TASK INSTRUCTIONS:
Type the entries out once more. Match them exactly.

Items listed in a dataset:
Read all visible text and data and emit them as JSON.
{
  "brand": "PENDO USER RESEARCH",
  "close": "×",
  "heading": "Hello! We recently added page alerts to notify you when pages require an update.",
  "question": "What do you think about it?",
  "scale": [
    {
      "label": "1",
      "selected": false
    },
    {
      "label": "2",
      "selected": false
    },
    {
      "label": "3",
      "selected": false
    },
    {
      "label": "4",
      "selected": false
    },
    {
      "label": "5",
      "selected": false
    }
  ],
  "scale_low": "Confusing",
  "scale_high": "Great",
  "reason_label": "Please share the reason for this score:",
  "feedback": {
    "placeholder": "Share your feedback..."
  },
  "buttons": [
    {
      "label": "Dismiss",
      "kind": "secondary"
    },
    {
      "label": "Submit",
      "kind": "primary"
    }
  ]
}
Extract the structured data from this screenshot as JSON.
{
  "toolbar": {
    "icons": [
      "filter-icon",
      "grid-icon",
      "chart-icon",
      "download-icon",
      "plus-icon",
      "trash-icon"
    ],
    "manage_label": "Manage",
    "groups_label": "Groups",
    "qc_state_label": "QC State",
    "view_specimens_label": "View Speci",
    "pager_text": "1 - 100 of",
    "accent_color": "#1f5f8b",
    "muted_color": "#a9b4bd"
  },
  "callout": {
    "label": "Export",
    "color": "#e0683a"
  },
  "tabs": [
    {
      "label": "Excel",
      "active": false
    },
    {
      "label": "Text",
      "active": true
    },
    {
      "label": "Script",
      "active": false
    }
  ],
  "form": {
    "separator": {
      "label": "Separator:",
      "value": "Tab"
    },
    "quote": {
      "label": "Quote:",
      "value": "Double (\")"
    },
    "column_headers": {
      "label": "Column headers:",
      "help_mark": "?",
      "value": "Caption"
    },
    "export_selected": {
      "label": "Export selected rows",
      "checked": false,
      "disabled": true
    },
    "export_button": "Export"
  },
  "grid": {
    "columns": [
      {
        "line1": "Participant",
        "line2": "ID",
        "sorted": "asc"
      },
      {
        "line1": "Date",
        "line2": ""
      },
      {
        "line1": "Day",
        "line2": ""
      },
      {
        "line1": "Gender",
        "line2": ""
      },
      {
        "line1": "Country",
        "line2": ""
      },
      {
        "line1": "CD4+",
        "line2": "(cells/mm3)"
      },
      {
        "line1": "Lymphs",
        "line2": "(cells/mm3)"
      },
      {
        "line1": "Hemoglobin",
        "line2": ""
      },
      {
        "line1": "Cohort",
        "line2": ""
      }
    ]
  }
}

OUTPUT FOR THIS EXERCISE:
Read all visible text and data and emit them as JSON.
{
  "brand": "PENDO USER RESEARCH",
  "close": "×",
  "heading": "Hello! We recently added page alerts to notify you when pages require an update.",
  "question": "What do you think about it?",
  "scale": [
    {
      "label": "1",
      "selected": false
    },
    {
      "label": "2",
      "selected": false
    },
    {
      "label": "3",
      "selected": false
    },
    {
      "label": "4",
      "selected": false
    },
    {
      "label": "5",
      "selected": false
    }
  ],
  "scale_low": "Confusing",
  "scale_high": "Great",
  "reason_label": "Please share the reason for this score:",
  "feedback": {
    "placeholder": "Share your feedback..."
  },
  "buttons": [
    {
      "label": "Dismiss",
      "kind": "secondary"
    },
    {
      "label": "Submit",
      "kind": "primary"
    }
  ]
}
Extract the structured data from this screenshot as JSON.
{
  "toolbar": {
    "icons": [
      "filter-icon",
      "grid-icon",
      "chart-icon",
      "download-icon",
      "plus-icon",
      "trash-icon"
    ],
    "manage_label": "Manage",
    "groups_label": "Groups",
    "qc_state_label": "QC State",
    "view_specimens_label": "View Speci",
    "pager_text": "1 - 100 of",
    "accent_color": "#1f5f8b",
    "muted_color": "#a9b4bd"
  },
  "callout": {
    "label": "Export",
    "color": "#e0683a"
  },
  "tabs": [
    {
      "label": "Excel",
      "active": false
    },
    {
      "label": "Text",
      "active": true
    },
    {
      "label": "Script",
      "active": false
    }
  ],
  "form": {
    "separator": {
      "label": "Separator:",
      "value": "Tab"
    },
    "quote": {
      "label": "Quote:",
      "value": "Double (\")"
    },
    "column_headers": {
      "label": "Column headers:",
      "help_mark": "?",
      "value": "Caption"
    },
    "export_selected": {
      "label": "Export selected rows",
      "checked": false,
      "disabled": true
    },
    "export_button": "Export"
  },
  "grid": {
    "columns": [
      {
        "line1": "Participant",
        "line2": "ID",
        "sorted": "asc"
      },
      {
        "line1": "Date",
        "line2": ""
      },
      {
        "line1": "Day",
        "line2": ""
      },
      {
        "line1": "Gender",
        "line2": ""
      },
      {
        "line1": "Country",
        "line2": ""
      },
      {
        "line1": "CD4+",
        "line2": "(cells/mm3)"
      },
      {
        "line1": "Lymphs",
        "line2": "(cells/mm3)"
      },
      {
        "line1": "Hemoglobin",
        "line2": ""
      },
      {
        "line1": "Cohort",
        "line2": ""
      }
    ]
  }
}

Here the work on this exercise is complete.